All of this means that you are taking in the small day to day changes in your body a day at a time, creating a flowing narrative where you are just you.
In other words, it’s very hard for you to objectively recognise the accumulation of small differences in your body over time.
This is where photos come into play.
Taking photos monthly offers the biggest comparison but again you could take photos fortnightly if you want to track your progress more closely.
Take photos in the same conditions each time for consistency;
The same clothes
The same lighting
The same room
Taking photos of a few poses is useful but at a minimum you want a full frontal photo including the lower body.
Great for side by side comparisons especially to remind you of the bigger picture and how far you’ve come when you’re feeling like you’re not making any progress.
Use whatever camera you have that can take a clear, consistent photo. For most people their mobile phone will fit the bill.
Keep Food Dairy
Nutrition plays a huge role in your ability to make and sustain progress in your pursuit of changing how you look and feel.
Key to effecting these changes is controlling your total calorie intake and the macronutrient ratios that make up this calorie intake.
Problems arise when you trying to estimate your calorie intake, eyeball the food your eating and generally guess at things.
This is especially true for beginners or those without much experience in counting calories.
Everyday you need keep a food diary and closely track what you eat.
Using an app like MyFitnessPal or something similar to plan what you’re going to eat in advance, making sure it fits your calorie and macronutrient goals.
By keeping an accurate food dairy not only do you ensure that you hit your calorie and macronutrients goals which are the cornerstone of your progress but you can also see where you’re going wrong if you discover you’re losing or gaining weight too quickly.
To make your life easier you should try to;
Eat the same things often
Shop in advance
Prepare meals in advance when possible
Write A Training Journal
The key to getting stronger, building more muscle and then retaining that muscle mass in a calorie deficit is your ability to consistently apply progressive overload.

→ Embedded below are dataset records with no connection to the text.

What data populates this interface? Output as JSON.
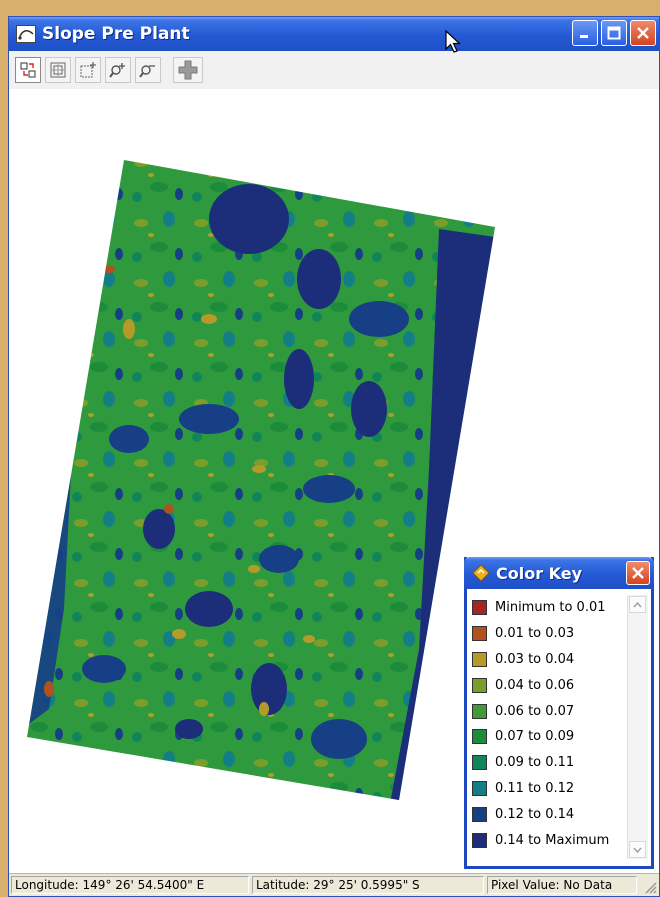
{
  "window": {
    "title": "Slope Pre Plant"
  },
  "toolbar": {
    "tools": [
      {
        "name": "select-tool-icon"
      },
      {
        "name": "zoom-extent-icon"
      },
      {
        "name": "zoom-box-icon"
      },
      {
        "name": "zoom-in-icon"
      },
      {
        "name": "zoom-out-icon"
      },
      {
        "name": "add-icon"
      }
    ]
  },
  "status": {
    "longitude": "Longitude:  149°  26'  54.5400\" E",
    "latitude": "Latitude:   29°  25'   0.5995\" S",
    "pixel": "Pixel Value: No Data"
  },
  "color_key": {
    "title": "Color Key",
    "items": [
      {
        "label": "Minimum to 0.01",
        "color": "#a1252a"
      },
      {
        "label": "0.01 to 0.03",
        "color": "#b0521f"
      },
      {
        "label": "0.03 to 0.04",
        "color": "#b59a2a"
      },
      {
        "label": "0.04 to 0.06",
        "color": "#7a9d2c"
      },
      {
        "label": "0.06 to 0.07",
        "color": "#3f9a38"
      },
      {
        "label": "0.07 to 0.09",
        "color": "#1c8c3b"
      },
      {
        "label": "0.09 to 0.11",
        "color": "#11855a"
      },
      {
        "label": "0.11 to 0.12",
        "color": "#147e87"
      },
      {
        "label": "0.12 to 0.14",
        "color": "#163f86"
      },
      {
        "label": "0.14 to Maximum",
        "color": "#1c2e7a"
      }
    ]
  }
}
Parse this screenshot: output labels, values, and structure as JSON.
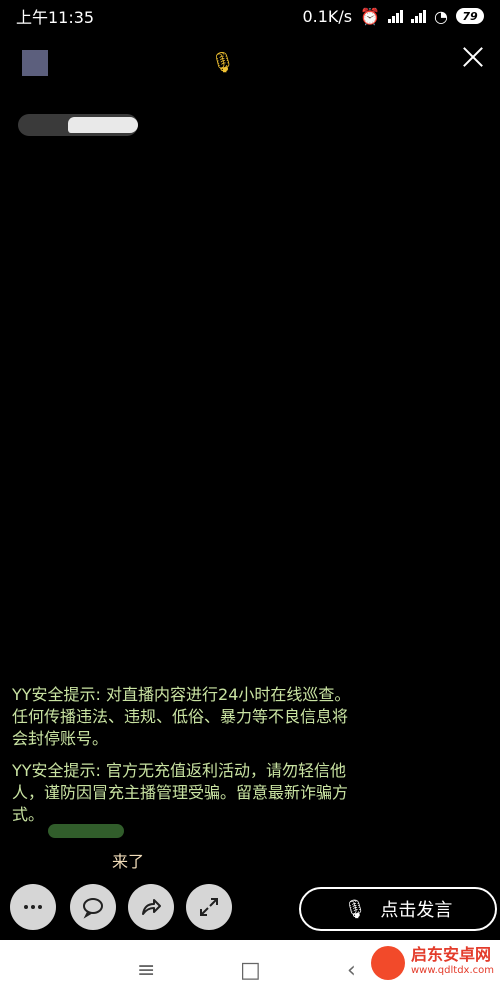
{
  "status_bar": {
    "time": "上午11:35",
    "net_speed": "0.1K/s",
    "battery": "79",
    "icons": [
      "alarm-off-icon",
      "signal-icon",
      "signal-icon",
      "wifi-icon",
      "battery-icon"
    ]
  },
  "top_bar": {
    "icons": [
      "avatar",
      "mic-people-icon",
      "close-icon"
    ]
  },
  "chat": {
    "messages": [
      "YY安全提示: 对直播内容进行24小时在线巡查。任何传播违法、违规、低俗、暴力等不良信息将会封停账号。",
      "YY安全提示: 官方无充值返利活动，请勿轻信他人，谨防因冒充主播管理受骗。留意最新诈骗方式。"
    ],
    "arrival_text": "来了"
  },
  "actions": {
    "buttons": [
      "more-icon",
      "chat-bubble-icon",
      "share-icon",
      "expand-icon"
    ],
    "speak_label": "点击发言",
    "speak_icon": "mic-icon"
  },
  "nav": {
    "icons": [
      "menu-icon",
      "home-square-icon",
      "back-icon"
    ]
  },
  "watermark": {
    "title": "启东安卓网",
    "url": "www.qdltdx.com"
  },
  "colors": {
    "chat_text": "#c9e3a2",
    "accent": "#f1c232"
  }
}
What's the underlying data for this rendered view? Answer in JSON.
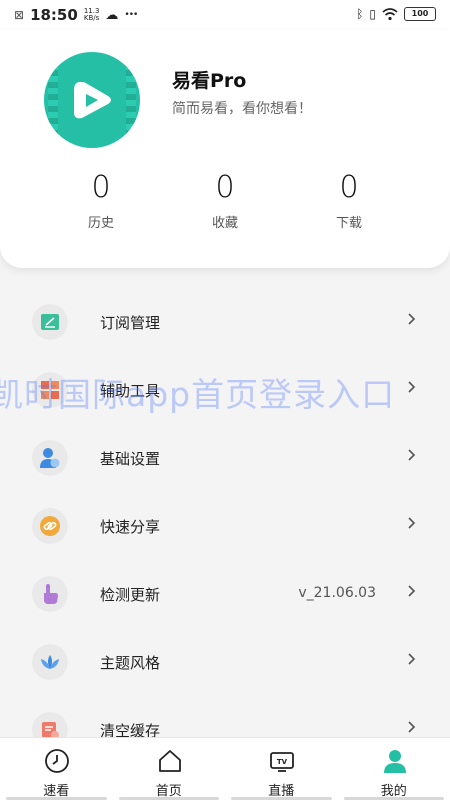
{
  "status_bar": {
    "time": "18:50",
    "speed_value": "11.3",
    "speed_unit": "KB/s",
    "dots": "•••",
    "battery": "100"
  },
  "profile": {
    "app_name": "易看Pro",
    "slogan": "简而易看，看你想看！"
  },
  "stats": [
    {
      "value": "0",
      "label": "历史"
    },
    {
      "value": "0",
      "label": "收藏"
    },
    {
      "value": "0",
      "label": "下载"
    }
  ],
  "menu": [
    {
      "label": "订阅管理",
      "icon": "subscription-icon"
    },
    {
      "label": "辅助工具",
      "icon": "tools-icon"
    },
    {
      "label": "基础设置",
      "icon": "settings-user-icon"
    },
    {
      "label": "快速分享",
      "icon": "share-link-icon"
    },
    {
      "label": "检测更新",
      "icon": "update-hand-icon",
      "value": "v_21.06.03"
    },
    {
      "label": "主题风格",
      "icon": "theme-lotus-icon"
    },
    {
      "label": "清空缓存",
      "icon": "clear-cache-icon"
    }
  ],
  "watermark": "凯时国际app首页登录入口",
  "bottom_nav": [
    {
      "label": "速看",
      "icon": "clock-icon"
    },
    {
      "label": "首页",
      "icon": "home-icon"
    },
    {
      "label": "直播",
      "icon": "tv-icon"
    },
    {
      "label": "我的",
      "icon": "user-icon",
      "active": true
    }
  ],
  "colors": {
    "accent": "#25bfa6",
    "background": "#f4f4f4"
  }
}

Progressive overload is the act of continually putting your body under more stress than it is used to. You can do this by;
Increasing the weight lifted
Increasing your reps
Increasing your sets
Decreasing your rest times
However, if you’re not keeping a detailed workout journal of each of your sessions then how do you know if you’re applying progressive overload?
The short answer is you don’t and that’s a problem.
Every time you do a workout you want to update your workout journal.
There are 2 ways to do this;
Use notes on your phone
Create a google sheets document
Use a small notebook
There are pros and cons to each so ultimately, it’s up to you.
However, I find using a diary is nice because it allows you to flick through and quickly compare previous workouts.I also use google sheets to store all my data in an easily accessible place.
There’s no clearer sign you’re making strength and muscle gains than consistent progressive overload in the gym and the easiest way to see if you’re doing this or not is by comparing your workouts.
A training journal is also the perfect place to note if you’re feeling fatigue, sleepy, injured or any other circumstance that might affect one workout but not others.
Tracking your progress is about using all the tools you have at your disposal to give you as complete a picture of possible.
This allows you to know exactly what’s happening and why it’s happening, which in turn gives you the knowledge you need to make changes as and when necessary.
The 5 key ways to track your progress are;
Weight yourself daily and take a weekly average
Take fortnightly measurements of key body stats
Take monthly photos to get a side by side comparison of the progress you’ve made
Keep an accurate food diary to ensure your hit your calorie and macro goals
Keep a detailed training journal to make sure you’re apply progressive overload